### What is required
Each line of the records has to be copied exactly, though the pictures must be left out.

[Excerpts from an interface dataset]
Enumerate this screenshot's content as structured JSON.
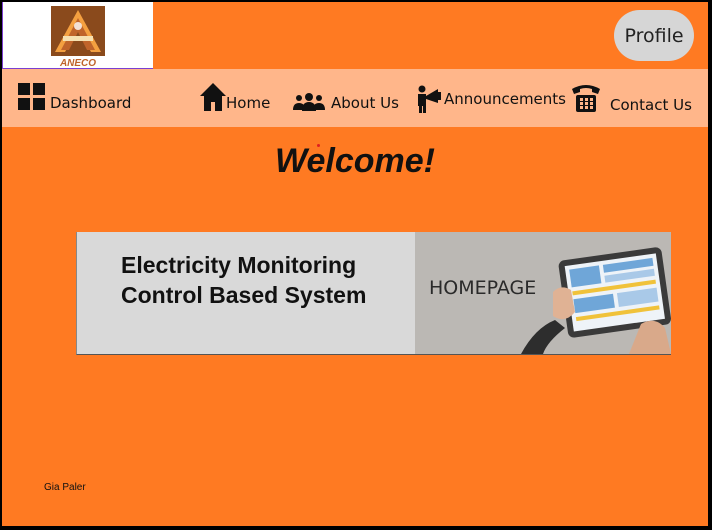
{
  "header": {
    "logo_alt": "ANECO",
    "profile_label": "Profile"
  },
  "nav": {
    "items": [
      {
        "label": "Dashboard",
        "icon": "grid-icon"
      },
      {
        "label": "Home",
        "icon": "home-icon"
      },
      {
        "label": "About Us",
        "icon": "users-icon"
      },
      {
        "label": "Announcements",
        "icon": "megaphone-icon"
      },
      {
        "label": "Contact Us",
        "icon": "telephone-icon"
      }
    ]
  },
  "main": {
    "welcome": "Welcome!",
    "banner_title": "Electricity Monitoring Control Based System",
    "banner_image_text": "HOMEPAGE"
  },
  "footer": {
    "author": "Gia Paler"
  },
  "colors": {
    "background": "#ff7a22",
    "navbar": "#ffb68a",
    "banner_panel": "#d9d9d9",
    "profile_button": "#d6d6d6"
  }
}
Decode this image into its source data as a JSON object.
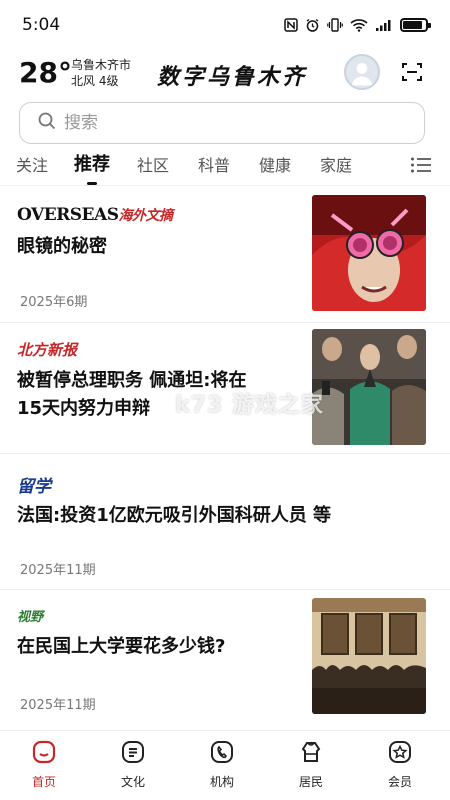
{
  "status_bar": {
    "time": "5:04",
    "battery_level": 0.85
  },
  "header": {
    "temperature": "28°",
    "city": "乌鲁木齐市",
    "wind": "北风  4级",
    "logo_text": "数字乌鲁木齐"
  },
  "search": {
    "placeholder": "搜索"
  },
  "tabs": [
    {
      "label": "关注",
      "active": false
    },
    {
      "label": "推荐",
      "active": true
    },
    {
      "label": "社区",
      "active": false
    },
    {
      "label": "科普",
      "active": false
    },
    {
      "label": "健康",
      "active": false
    },
    {
      "label": "家庭",
      "active": false
    }
  ],
  "feed": [
    {
      "source": "OVERSEAS海外文摘",
      "title_line1": "眼镜的秘密",
      "title_line2": "",
      "issue": "2025年6期",
      "source_color": "#c62828"
    },
    {
      "source": "北方新报",
      "title_line1": "被暂停总理职务  佩通坦:将在",
      "title_line2": "15天内努力申辩",
      "issue": "",
      "source_color": "#c62828"
    },
    {
      "source": "留学",
      "title_line1": "法国:投资1亿欧元吸引外国科研人员 等",
      "title_line2": "",
      "issue": "2025年11期",
      "source_color": "#1a3c8f"
    },
    {
      "source": "视野",
      "title_line1": "在民国上大学要花多少钱?",
      "title_line2": "",
      "issue": "2025年11期",
      "source_color": "#2e7d32"
    }
  ],
  "watermark": "k73 游戏之家",
  "bottom_nav": [
    {
      "label": "首页",
      "icon": "home-icon",
      "active": true
    },
    {
      "label": "文化",
      "icon": "document-list-icon",
      "active": false
    },
    {
      "label": "机构",
      "icon": "phone-icon",
      "active": false
    },
    {
      "label": "居民",
      "icon": "people-icon",
      "active": false
    },
    {
      "label": "会员",
      "icon": "member-badge-icon",
      "active": false
    }
  ],
  "colors": {
    "accent": "#c62828",
    "text": "#111111",
    "muted": "#777777"
  }
}
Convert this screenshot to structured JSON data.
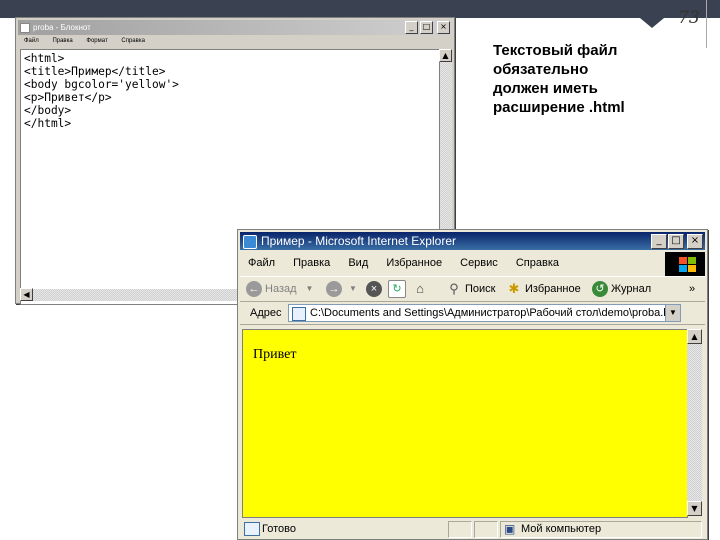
{
  "slide": {
    "number": "73",
    "text_lines": [
      "Текстовый файл",
      "обязательно",
      "должен иметь",
      "расширение .html"
    ]
  },
  "notepad": {
    "title": "proba - Блокнот",
    "menu": [
      "Файл",
      "Правка",
      "Формат",
      "Справка"
    ],
    "code": "<html>\n<title>Пример</title>\n<body bgcolor='yellow'>\n<p>Привет</p>\n</body>\n</html>"
  },
  "ie": {
    "title": "Пример - Microsoft Internet Explorer",
    "menu": [
      "Файл",
      "Правка",
      "Вид",
      "Избранное",
      "Сервис",
      "Справка"
    ],
    "toolbar": {
      "back": "Назад",
      "search": "Поиск",
      "favorites": "Избранное",
      "history": "Журнал",
      "more": "»"
    },
    "address_label": "Адрес",
    "address_value": "C:\\Documents and Settings\\Администратор\\Рабочий стол\\demo\\proba.html",
    "page_text": "Привет",
    "status": {
      "left": "Готово",
      "zone": "Мой компьютер"
    }
  },
  "colors": {
    "page_background": "#ffff00",
    "titlebar_active": "#0a246a",
    "window_face": "#ece9d8"
  }
}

### Solution for this exercise
Enumerate this screenshot's content as structured JSON.
{
  "header": {
    "logo_alt": "ANECO",
    "profile_label": "Profile"
  },
  "nav": {
    "items": [
      {
        "label": "Dashboard",
        "icon": "grid-icon"
      },
      {
        "label": "Home",
        "icon": "home-icon"
      },
      {
        "label": "About Us",
        "icon": "users-icon"
      },
      {
        "label": "Announcements",
        "icon": "megaphone-icon"
      },
      {
        "label": "Contact Us",
        "icon": "telephone-icon"
      }
    ]
  },
  "main": {
    "welcome": "Welcome!",
    "banner_title": "Electricity Monitoring Control Based System",
    "banner_image_text": "HOMEPAGE"
  },
  "footer": {
    "author": "Gia Paler"
  },
  "colors": {
    "background": "#ff7a22",
    "navbar": "#ffb68a",
    "banner_panel": "#d9d9d9",
    "profile_button": "#d6d6d6"
  }
}
Decode this image into its source data as a JSON object.
{
  "status_bar": {
    "time": "5:04",
    "battery_level": 0.85
  },
  "header": {
    "temperature": "28°",
    "city": "乌鲁木齐市",
    "wind": "北风  4级",
    "logo_text": "数字乌鲁木齐"
  },
  "search": {
    "placeholder": "搜索"
  },
  "tabs": [
    {
      "label": "关注",
      "active": false
    },
    {
      "label": "推荐",
      "active": true
    },
    {
      "label": "社区",
      "active": false
    },
    {
      "label": "科普",
      "active": false
    },
    {
      "label": "健康",
      "active": false
    },
    {
      "label": "家庭",
      "active": false
    }
  ],
  "feed": [
    {
      "source": "OVERSEAS海外文摘",
      "title_line1": "眼镜的秘密",
      "title_line2": "",
      "issue": "2025年6期",
      "source_color": "#c62828"
    },
    {
      "source": "北方新报",
      "title_line1": "被暂停总理职务  佩通坦:将在",
      "title_line2": "15天内努力申辩",
      "issue": "",
      "source_color": "#c62828"
    },
    {
      "source": "留学",
      "title_line1": "法国:投资1亿欧元吸引外国科研人员 等",
      "title_line2": "",
      "issue": "2025年11期",
      "source_color": "#1a3c8f"
    },
    {
      "source": "视野",
      "title_line1": "在民国上大学要花多少钱?",
      "title_line2": "",
      "issue": "2025年11期",
      "source_color": "#2e7d32"
    }
  ],
  "watermark": "k73 游戏之家",
  "bottom_nav": [
    {
      "label": "首页",
      "icon": "home-icon",
      "active": true
    },
    {
      "label": "文化",
      "icon": "document-list-icon",
      "active": false
    },
    {
      "label": "机构",
      "icon": "phone-icon",
      "active": false
    },
    {
      "label": "居民",
      "icon": "people-icon",
      "active": false
    },
    {
      "label": "会员",
      "icon": "member-badge-icon",
      "active": false
    }
  ],
  "colors": {
    "accent": "#c62828",
    "text": "#111111",
    "muted": "#777777"
  }
}
Convert this screenshot to structured JSON data.
{
  "slide": {
    "number": "73",
    "text_lines": [
      "Текстовый файл",
      "обязательно",
      "должен иметь",
      "расширение .html"
    ]
  },
  "notepad": {
    "title": "proba - Блокнот",
    "menu": [
      "Файл",
      "Правка",
      "Формат",
      "Справка"
    ],
    "code": "<html>\n<title>Пример</title>\n<body bgcolor='yellow'>\n<p>Привет</p>\n</body>\n</html>"
  },
  "ie": {
    "title": "Пример - Microsoft Internet Explorer",
    "menu": [
      "Файл",
      "Правка",
      "Вид",
      "Избранное",
      "Сервис",
      "Справка"
    ],
    "toolbar": {
      "back": "Назад",
      "search": "Поиск",
      "favorites": "Избранное",
      "history": "Журнал",
      "more": "»"
    },
    "address_label": "Адрес",
    "address_value": "C:\\Documents and Settings\\Администратор\\Рабочий стол\\demo\\proba.html",
    "page_text": "Привет",
    "status": {
      "left": "Готово",
      "zone": "Мой компьютер"
    }
  },
  "colors": {
    "page_background": "#ffff00",
    "titlebar_active": "#0a246a",
    "window_face": "#ece9d8"
  }
}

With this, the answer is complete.